On the morning of her 42nd birthday, Charlene Goodman received a pleasant surprise. The accountant and mother of two, who celebrated with family and friends last Saturday, opened her inbox to find dozens of congratulatory emails from a variety of different stores she had shopped at over the course of the year. Goodman says the messages, which all contained well-wishes from the companies as well as some form of birthday coupon or discount, really helped to make her big day even more special.
“It’s so nice to get a break from all the impersonal spam that clutters up my inbox and get some personalized spam for a change,” she says.
While she has no immediate plans to use any of the special offers she received, Goodman recognizes that at the end of the day, it’s really the thought that counts.
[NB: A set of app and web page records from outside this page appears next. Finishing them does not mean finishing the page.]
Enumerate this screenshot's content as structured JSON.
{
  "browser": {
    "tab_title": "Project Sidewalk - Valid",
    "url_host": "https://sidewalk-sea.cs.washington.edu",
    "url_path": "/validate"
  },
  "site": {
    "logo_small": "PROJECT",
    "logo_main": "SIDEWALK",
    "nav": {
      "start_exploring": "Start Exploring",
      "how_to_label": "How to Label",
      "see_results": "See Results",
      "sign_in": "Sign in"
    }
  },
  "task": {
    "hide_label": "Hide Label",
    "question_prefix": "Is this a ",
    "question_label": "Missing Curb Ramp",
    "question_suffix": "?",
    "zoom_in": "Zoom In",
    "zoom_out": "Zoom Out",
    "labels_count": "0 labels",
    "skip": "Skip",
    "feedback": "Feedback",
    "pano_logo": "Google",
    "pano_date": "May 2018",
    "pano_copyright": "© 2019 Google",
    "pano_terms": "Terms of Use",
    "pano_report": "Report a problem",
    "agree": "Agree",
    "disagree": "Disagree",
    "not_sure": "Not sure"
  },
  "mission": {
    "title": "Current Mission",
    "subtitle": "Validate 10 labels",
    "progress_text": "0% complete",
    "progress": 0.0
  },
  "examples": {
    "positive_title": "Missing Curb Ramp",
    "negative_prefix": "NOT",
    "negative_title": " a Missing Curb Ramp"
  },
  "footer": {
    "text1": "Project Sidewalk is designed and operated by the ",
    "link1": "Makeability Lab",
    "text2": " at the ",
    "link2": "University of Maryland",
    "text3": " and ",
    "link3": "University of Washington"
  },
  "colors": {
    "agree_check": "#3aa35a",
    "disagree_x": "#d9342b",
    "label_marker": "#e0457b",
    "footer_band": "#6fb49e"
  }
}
“I’m touched that these large, faceless corporations made room in their no-doubt full databases for my personal information,” she says, “and that they took the time out of their busy days to write a program that would automatically send me an email once a year.”
Goodman’s experience serves as a reminder that although they may possess no true physical form or sense of morality, at the end of the day, these multi-million dollar corporations really do care for us.
“Everyone wants to feel special on their big day,” Goodman says. “When I got those emails, I really felt valued as a customer. And in the end, isn’t that what birthdays are all about?”